** Problem description **
Scan the entries below for the word "your" and copy every line in which it occurs.
Content starts
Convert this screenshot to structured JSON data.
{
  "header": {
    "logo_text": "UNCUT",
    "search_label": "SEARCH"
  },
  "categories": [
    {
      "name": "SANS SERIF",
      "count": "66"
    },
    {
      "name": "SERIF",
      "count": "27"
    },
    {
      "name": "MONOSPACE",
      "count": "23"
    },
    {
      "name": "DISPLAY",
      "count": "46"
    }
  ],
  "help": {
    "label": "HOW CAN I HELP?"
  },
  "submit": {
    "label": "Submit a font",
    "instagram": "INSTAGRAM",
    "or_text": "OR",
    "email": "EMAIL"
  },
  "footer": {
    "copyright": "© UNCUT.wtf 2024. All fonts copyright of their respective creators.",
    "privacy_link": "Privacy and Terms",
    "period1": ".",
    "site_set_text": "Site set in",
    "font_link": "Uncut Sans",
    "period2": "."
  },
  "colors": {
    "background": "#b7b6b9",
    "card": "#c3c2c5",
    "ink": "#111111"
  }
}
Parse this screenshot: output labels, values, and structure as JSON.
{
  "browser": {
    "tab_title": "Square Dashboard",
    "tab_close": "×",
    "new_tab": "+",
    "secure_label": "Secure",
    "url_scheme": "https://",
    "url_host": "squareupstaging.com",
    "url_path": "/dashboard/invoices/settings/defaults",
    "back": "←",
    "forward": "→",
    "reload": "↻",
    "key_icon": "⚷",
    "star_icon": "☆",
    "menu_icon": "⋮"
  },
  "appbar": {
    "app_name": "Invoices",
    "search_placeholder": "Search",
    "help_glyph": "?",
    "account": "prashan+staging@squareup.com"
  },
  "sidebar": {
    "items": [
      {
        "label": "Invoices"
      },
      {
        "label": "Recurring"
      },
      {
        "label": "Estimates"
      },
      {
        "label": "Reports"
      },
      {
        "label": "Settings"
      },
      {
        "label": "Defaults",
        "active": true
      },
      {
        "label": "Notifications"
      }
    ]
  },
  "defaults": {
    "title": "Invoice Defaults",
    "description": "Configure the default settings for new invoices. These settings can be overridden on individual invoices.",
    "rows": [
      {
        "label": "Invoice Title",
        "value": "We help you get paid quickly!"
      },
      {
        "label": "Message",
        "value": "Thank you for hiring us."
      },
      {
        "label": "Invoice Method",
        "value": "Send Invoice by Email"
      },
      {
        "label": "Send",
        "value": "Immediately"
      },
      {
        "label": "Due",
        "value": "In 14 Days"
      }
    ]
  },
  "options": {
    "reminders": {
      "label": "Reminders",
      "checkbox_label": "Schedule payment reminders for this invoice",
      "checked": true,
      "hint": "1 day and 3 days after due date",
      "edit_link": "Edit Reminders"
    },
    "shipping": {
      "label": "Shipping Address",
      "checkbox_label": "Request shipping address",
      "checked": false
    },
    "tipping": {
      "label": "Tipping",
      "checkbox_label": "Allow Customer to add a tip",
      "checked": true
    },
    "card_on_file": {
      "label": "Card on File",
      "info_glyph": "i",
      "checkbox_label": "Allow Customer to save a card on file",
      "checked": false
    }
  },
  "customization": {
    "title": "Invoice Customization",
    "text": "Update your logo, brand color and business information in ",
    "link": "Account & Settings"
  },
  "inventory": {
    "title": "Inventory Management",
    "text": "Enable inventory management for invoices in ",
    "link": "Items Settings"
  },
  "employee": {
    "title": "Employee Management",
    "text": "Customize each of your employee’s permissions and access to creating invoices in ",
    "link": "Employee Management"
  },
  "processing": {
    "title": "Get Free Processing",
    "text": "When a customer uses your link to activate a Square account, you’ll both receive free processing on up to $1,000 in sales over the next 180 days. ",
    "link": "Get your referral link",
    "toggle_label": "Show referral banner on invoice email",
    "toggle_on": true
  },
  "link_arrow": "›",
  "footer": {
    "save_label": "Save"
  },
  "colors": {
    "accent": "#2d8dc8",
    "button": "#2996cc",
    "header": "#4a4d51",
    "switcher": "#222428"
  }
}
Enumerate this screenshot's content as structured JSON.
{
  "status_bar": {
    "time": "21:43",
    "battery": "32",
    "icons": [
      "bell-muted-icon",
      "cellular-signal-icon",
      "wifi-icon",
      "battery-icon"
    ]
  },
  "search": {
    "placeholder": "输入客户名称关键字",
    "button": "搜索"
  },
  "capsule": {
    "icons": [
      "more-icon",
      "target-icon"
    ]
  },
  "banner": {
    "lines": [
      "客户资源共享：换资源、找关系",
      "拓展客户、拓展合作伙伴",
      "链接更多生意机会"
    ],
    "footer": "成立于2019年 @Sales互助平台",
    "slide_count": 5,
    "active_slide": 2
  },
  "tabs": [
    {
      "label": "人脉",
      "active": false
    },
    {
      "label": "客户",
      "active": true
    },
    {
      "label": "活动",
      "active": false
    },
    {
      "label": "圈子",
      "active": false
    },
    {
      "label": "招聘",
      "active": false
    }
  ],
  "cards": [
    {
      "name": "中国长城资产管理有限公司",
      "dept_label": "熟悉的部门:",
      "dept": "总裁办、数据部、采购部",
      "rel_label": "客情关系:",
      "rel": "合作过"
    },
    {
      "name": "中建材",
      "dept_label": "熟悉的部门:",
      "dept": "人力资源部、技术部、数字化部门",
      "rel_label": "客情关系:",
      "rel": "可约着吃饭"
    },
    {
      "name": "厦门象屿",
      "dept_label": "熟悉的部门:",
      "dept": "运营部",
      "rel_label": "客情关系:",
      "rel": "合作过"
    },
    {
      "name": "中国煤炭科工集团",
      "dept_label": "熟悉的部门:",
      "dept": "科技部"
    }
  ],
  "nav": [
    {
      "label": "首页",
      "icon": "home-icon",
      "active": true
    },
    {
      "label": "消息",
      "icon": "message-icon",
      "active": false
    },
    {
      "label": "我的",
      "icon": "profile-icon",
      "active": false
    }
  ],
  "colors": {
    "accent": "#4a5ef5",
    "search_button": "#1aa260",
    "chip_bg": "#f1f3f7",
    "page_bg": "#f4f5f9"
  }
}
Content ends
** Answer below **
    "text": "Update your logo, brand color and business information in ",
    "text": "Customize each of your employee’s permissions and access to creating invoices in ",
    "text": "When a customer uses your link to activate a Square account, you’ll both receive free processing on up to $1,000 in sales over the next 180 days. ",
    "link": "Get your referral link",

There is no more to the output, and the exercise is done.